*EXERCISE AIM:*
If an entry holds a picture, drop the picture and restate the rest word for word.

*MATERIAL FOR THIS TASK:*
--- START ---

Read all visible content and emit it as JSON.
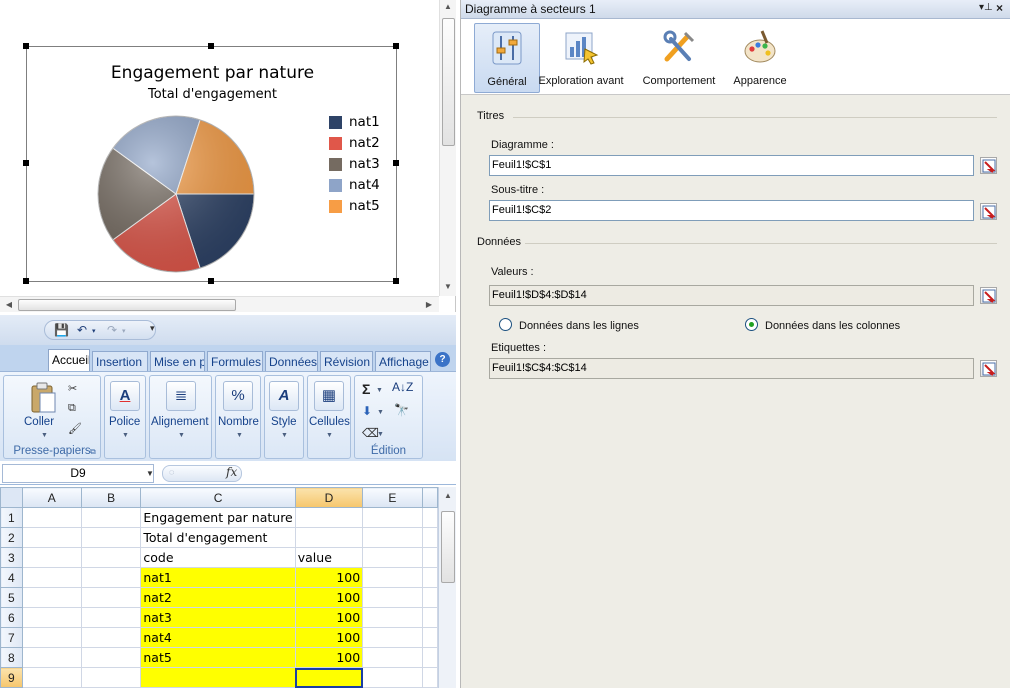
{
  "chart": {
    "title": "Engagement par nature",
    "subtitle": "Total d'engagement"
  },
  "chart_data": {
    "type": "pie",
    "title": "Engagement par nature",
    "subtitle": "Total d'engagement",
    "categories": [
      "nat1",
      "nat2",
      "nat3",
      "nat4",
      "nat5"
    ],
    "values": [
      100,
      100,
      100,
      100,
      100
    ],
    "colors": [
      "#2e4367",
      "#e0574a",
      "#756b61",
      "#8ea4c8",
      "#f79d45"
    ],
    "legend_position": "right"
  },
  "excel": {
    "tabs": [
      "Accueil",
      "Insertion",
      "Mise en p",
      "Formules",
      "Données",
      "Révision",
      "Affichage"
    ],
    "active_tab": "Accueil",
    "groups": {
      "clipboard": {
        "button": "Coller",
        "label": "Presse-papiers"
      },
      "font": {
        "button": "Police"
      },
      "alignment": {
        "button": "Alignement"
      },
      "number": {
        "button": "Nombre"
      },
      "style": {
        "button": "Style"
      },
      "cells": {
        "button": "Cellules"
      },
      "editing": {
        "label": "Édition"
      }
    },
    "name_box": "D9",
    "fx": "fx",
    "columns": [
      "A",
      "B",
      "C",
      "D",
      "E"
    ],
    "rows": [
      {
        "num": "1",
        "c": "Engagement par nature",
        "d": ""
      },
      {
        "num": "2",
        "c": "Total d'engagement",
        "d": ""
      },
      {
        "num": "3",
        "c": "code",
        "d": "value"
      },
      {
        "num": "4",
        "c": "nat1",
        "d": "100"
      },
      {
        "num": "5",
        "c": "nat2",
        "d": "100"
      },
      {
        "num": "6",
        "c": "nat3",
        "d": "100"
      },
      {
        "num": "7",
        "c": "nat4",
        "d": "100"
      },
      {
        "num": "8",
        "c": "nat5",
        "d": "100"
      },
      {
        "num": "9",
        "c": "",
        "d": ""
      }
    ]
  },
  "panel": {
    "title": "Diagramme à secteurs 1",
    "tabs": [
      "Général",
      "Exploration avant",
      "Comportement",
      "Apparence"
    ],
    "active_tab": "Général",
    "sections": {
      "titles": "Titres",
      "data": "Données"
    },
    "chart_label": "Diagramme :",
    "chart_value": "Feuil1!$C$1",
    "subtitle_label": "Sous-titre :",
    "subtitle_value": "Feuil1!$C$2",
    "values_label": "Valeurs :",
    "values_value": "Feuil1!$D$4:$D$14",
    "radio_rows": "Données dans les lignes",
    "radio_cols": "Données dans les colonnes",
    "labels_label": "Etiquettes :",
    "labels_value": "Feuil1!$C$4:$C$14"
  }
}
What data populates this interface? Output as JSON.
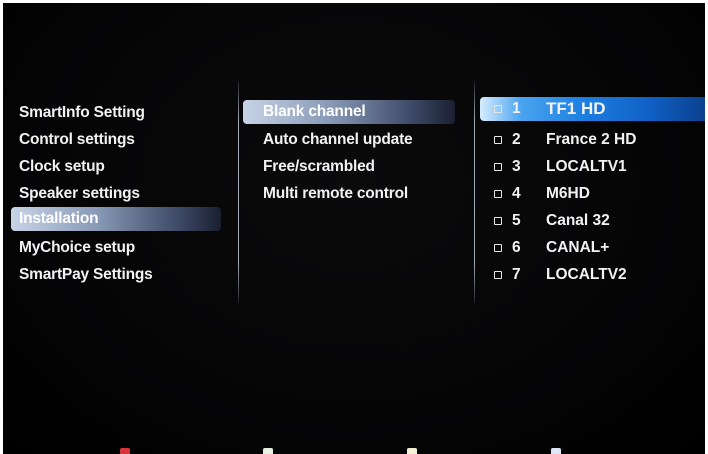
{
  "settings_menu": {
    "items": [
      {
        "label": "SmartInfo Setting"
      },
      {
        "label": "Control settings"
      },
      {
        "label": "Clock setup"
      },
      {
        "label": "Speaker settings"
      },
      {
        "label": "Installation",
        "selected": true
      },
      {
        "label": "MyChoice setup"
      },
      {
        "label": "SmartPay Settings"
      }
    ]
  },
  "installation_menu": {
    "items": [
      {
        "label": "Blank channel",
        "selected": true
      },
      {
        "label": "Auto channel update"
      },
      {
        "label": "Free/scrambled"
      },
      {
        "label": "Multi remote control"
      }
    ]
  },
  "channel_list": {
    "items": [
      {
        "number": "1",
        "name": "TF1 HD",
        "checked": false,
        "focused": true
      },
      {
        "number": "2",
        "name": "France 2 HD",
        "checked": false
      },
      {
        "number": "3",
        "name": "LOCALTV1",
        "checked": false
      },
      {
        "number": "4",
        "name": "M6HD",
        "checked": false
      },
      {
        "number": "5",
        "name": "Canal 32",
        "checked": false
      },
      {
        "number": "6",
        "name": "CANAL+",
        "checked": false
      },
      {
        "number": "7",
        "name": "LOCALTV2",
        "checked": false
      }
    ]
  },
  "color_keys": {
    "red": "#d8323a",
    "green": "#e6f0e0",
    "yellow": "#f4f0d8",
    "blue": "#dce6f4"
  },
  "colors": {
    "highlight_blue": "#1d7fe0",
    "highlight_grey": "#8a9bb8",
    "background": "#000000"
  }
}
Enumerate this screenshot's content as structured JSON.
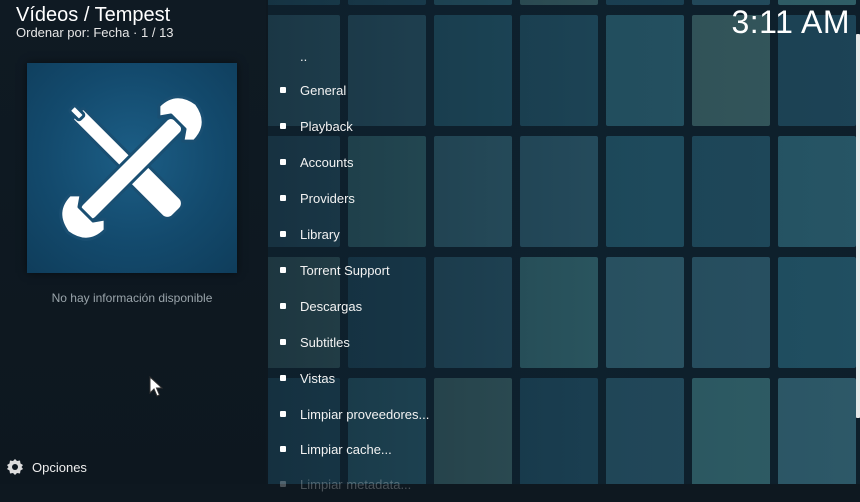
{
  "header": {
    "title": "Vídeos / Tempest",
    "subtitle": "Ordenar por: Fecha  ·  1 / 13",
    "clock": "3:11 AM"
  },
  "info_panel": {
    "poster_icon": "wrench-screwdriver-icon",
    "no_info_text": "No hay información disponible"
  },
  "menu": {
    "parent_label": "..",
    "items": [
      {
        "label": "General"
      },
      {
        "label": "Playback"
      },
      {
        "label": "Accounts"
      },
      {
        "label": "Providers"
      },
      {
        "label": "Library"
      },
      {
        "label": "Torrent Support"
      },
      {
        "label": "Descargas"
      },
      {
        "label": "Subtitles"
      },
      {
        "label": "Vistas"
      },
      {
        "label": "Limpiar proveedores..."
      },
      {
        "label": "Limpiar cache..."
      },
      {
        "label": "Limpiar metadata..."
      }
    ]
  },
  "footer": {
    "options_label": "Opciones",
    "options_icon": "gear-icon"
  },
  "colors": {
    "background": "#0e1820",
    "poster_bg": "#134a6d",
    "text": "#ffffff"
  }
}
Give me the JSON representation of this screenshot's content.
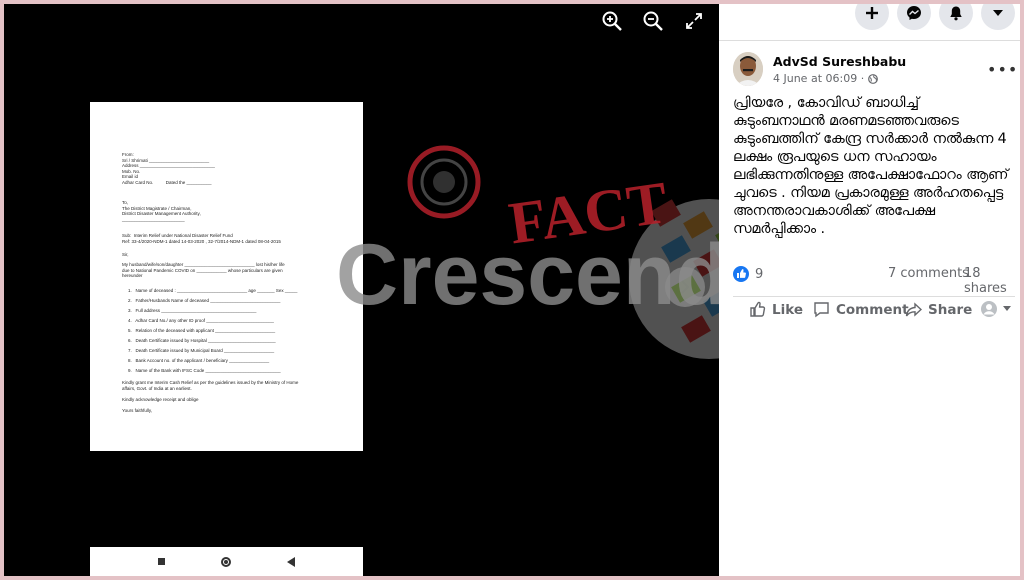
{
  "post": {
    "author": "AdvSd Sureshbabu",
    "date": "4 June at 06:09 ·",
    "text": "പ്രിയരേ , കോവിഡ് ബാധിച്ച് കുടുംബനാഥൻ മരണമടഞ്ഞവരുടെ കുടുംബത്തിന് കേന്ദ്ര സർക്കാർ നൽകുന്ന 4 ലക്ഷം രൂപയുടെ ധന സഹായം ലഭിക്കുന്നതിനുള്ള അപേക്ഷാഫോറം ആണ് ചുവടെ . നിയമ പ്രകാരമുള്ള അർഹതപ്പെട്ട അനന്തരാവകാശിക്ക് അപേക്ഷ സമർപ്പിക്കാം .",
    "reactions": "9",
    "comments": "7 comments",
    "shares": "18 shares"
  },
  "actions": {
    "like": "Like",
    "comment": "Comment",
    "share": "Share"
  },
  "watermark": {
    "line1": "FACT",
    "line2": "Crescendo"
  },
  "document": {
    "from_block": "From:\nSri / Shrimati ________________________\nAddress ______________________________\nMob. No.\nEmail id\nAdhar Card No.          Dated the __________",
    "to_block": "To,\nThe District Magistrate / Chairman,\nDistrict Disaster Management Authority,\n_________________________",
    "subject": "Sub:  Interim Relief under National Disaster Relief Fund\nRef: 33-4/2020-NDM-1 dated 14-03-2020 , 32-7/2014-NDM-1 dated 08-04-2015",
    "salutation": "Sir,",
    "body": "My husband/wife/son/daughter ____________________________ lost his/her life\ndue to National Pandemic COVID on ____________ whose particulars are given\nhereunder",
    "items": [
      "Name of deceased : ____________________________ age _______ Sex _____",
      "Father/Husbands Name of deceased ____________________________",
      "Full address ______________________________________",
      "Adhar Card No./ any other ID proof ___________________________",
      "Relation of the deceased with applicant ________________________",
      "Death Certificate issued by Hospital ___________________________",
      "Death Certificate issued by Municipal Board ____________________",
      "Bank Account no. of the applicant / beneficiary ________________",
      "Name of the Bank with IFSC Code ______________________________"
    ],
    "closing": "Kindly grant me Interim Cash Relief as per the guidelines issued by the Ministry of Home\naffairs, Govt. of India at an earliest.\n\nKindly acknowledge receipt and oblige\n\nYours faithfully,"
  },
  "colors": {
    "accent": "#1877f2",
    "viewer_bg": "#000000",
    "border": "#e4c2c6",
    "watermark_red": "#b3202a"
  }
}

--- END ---

*COMPLETED EXERCISE:*
Read all visible content and emit it as JSON.
{
  "chart": {
    "title": "Engagement par nature",
    "subtitle": "Total d'engagement"
  },
  "chart_data": {
    "type": "pie",
    "title": "Engagement par nature",
    "subtitle": "Total d'engagement",
    "categories": [
      "nat1",
      "nat2",
      "nat3",
      "nat4",
      "nat5"
    ],
    "values": [
      100,
      100,
      100,
      100,
      100
    ],
    "colors": [
      "#2e4367",
      "#e0574a",
      "#756b61",
      "#8ea4c8",
      "#f79d45"
    ],
    "legend_position": "right"
  },
  "excel": {
    "tabs": [
      "Accueil",
      "Insertion",
      "Mise en p",
      "Formules",
      "Données",
      "Révision",
      "Affichage"
    ],
    "active_tab": "Accueil",
    "groups": {
      "clipboard": {
        "button": "Coller",
        "label": "Presse-papiers"
      },
      "font": {
        "button": "Police"
      },
      "alignment": {
        "button": "Alignement"
      },
      "number": {
        "button": "Nombre"
      },
      "style": {
        "button": "Style"
      },
      "cells": {
        "button": "Cellules"
      },
      "editing": {
        "label": "Édition"
      }
    },
    "name_box": "D9",
    "fx": "fx",
    "columns": [
      "A",
      "B",
      "C",
      "D",
      "E"
    ],
    "rows": [
      {
        "num": "1",
        "c": "Engagement par nature",
        "d": ""
      },
      {
        "num": "2",
        "c": "Total d'engagement",
        "d": ""
      },
      {
        "num": "3",
        "c": "code",
        "d": "value"
      },
      {
        "num": "4",
        "c": "nat1",
        "d": "100"
      },
      {
        "num": "5",
        "c": "nat2",
        "d": "100"
      },
      {
        "num": "6",
        "c": "nat3",
        "d": "100"
      },
      {
        "num": "7",
        "c": "nat4",
        "d": "100"
      },
      {
        "num": "8",
        "c": "nat5",
        "d": "100"
      },
      {
        "num": "9",
        "c": "",
        "d": ""
      }
    ]
  },
  "panel": {
    "title": "Diagramme à secteurs 1",
    "tabs": [
      "Général",
      "Exploration avant",
      "Comportement",
      "Apparence"
    ],
    "active_tab": "Général",
    "sections": {
      "titles": "Titres",
      "data": "Données"
    },
    "chart_label": "Diagramme :",
    "chart_value": "Feuil1!$C$1",
    "subtitle_label": "Sous-titre :",
    "subtitle_value": "Feuil1!$C$2",
    "values_label": "Valeurs :",
    "values_value": "Feuil1!$D$4:$D$14",
    "radio_rows": "Données dans les lignes",
    "radio_cols": "Données dans les colonnes",
    "labels_label": "Etiquettes :",
    "labels_value": "Feuil1!$C$4:$C$14"
  }
}
What data populates this interface? Output as JSON.
{
  "settings_menu": {
    "items": [
      {
        "label": "SmartInfo Setting"
      },
      {
        "label": "Control settings"
      },
      {
        "label": "Clock setup"
      },
      {
        "label": "Speaker settings"
      },
      {
        "label": "Installation",
        "selected": true
      },
      {
        "label": "MyChoice setup"
      },
      {
        "label": "SmartPay Settings"
      }
    ]
  },
  "installation_menu": {
    "items": [
      {
        "label": "Blank channel",
        "selected": true
      },
      {
        "label": "Auto channel update"
      },
      {
        "label": "Free/scrambled"
      },
      {
        "label": "Multi remote control"
      }
    ]
  },
  "channel_list": {
    "items": [
      {
        "number": "1",
        "name": "TF1 HD",
        "checked": false,
        "focused": true
      },
      {
        "number": "2",
        "name": "France 2 HD",
        "checked": false
      },
      {
        "number": "3",
        "name": "LOCALTV1",
        "checked": false
      },
      {
        "number": "4",
        "name": "M6HD",
        "checked": false
      },
      {
        "number": "5",
        "name": "Canal 32",
        "checked": false
      },
      {
        "number": "6",
        "name": "CANAL+",
        "checked": false
      },
      {
        "number": "7",
        "name": "LOCALTV2",
        "checked": false
      }
    ]
  },
  "color_keys": {
    "red": "#d8323a",
    "green": "#e6f0e0",
    "yellow": "#f4f0d8",
    "blue": "#dce6f4"
  },
  "colors": {
    "highlight_blue": "#1d7fe0",
    "highlight_grey": "#8a9bb8",
    "background": "#000000"
  }
}
Enumerate this screenshot's content as structured JSON.
{
  "header": {
    "title": "Vídeos / Tempest",
    "subtitle": "Ordenar por: Fecha  ·  1 / 13",
    "clock": "3:11 AM"
  },
  "info_panel": {
    "poster_icon": "wrench-screwdriver-icon",
    "no_info_text": "No hay información disponible"
  },
  "menu": {
    "parent_label": "..",
    "items": [
      {
        "label": "General"
      },
      {
        "label": "Playback"
      },
      {
        "label": "Accounts"
      },
      {
        "label": "Providers"
      },
      {
        "label": "Library"
      },
      {
        "label": "Torrent Support"
      },
      {
        "label": "Descargas"
      },
      {
        "label": "Subtitles"
      },
      {
        "label": "Vistas"
      },
      {
        "label": "Limpiar proveedores..."
      },
      {
        "label": "Limpiar cache..."
      },
      {
        "label": "Limpiar metadata..."
      }
    ]
  },
  "footer": {
    "options_label": "Opciones",
    "options_icon": "gear-icon"
  },
  "colors": {
    "background": "#0e1820",
    "poster_bg": "#134a6d",
    "text": "#ffffff"
  }
}
Give me the JSON representation of this screenshot's content.
{
  "post": {
    "author": "AdvSd Sureshbabu",
    "date": "4 June at 06:09 ·",
    "text": "പ്രിയരേ , കോവിഡ് ബാധിച്ച് കുടുംബനാഥൻ മരണമടഞ്ഞവരുടെ കുടുംബത്തിന് കേന്ദ്ര സർക്കാർ നൽകുന്ന 4 ലക്ഷം രൂപയുടെ ധന സഹായം ലഭിക്കുന്നതിനുള്ള അപേക്ഷാഫോറം ആണ് ചുവടെ . നിയമ പ്രകാരമുള്ള അർഹതപ്പെട്ട അനന്തരാവകാശിക്ക് അപേക്ഷ സമർപ്പിക്കാം .",
    "reactions": "9",
    "comments": "7 comments",
    "shares": "18 shares"
  },
  "actions": {
    "like": "Like",
    "comment": "Comment",
    "share": "Share"
  },
  "watermark": {
    "line1": "FACT",
    "line2": "Crescendo"
  },
  "document": {
    "from_block": "From:\nSri / Shrimati ________________________\nAddress ______________________________\nMob. No.\nEmail id\nAdhar Card No.          Dated the __________",
    "to_block": "To,\nThe District Magistrate / Chairman,\nDistrict Disaster Management Authority,\n_________________________",
    "subject": "Sub:  Interim Relief under National Disaster Relief Fund\nRef: 33-4/2020-NDM-1 dated 14-03-2020 , 32-7/2014-NDM-1 dated 08-04-2015",
    "salutation": "Sir,",
    "body": "My husband/wife/son/daughter ____________________________ lost his/her life\ndue to National Pandemic COVID on ____________ whose particulars are given\nhereunder",
    "items": [
      "Name of deceased : ____________________________ age _______ Sex _____",
      "Father/Husbands Name of deceased ____________________________",
      "Full address ______________________________________",
      "Adhar Card No./ any other ID proof ___________________________",
      "Relation of the deceased with applicant ________________________",
      "Death Certificate issued by Hospital ___________________________",
      "Death Certificate issued by Municipal Board ____________________",
      "Bank Account no. of the applicant / beneficiary ________________",
      "Name of the Bank with IFSC Code ______________________________"
    ],
    "closing": "Kindly grant me Interim Cash Relief as per the guidelines issued by the Ministry of Home\naffairs, Govt. of India at an earliest.\n\nKindly acknowledge receipt and oblige\n\nYours faithfully,"
  },
  "colors": {
    "accent": "#1877f2",
    "viewer_bg": "#000000",
    "border": "#e4c2c6",
    "watermark_red": "#b3202a"
  }
}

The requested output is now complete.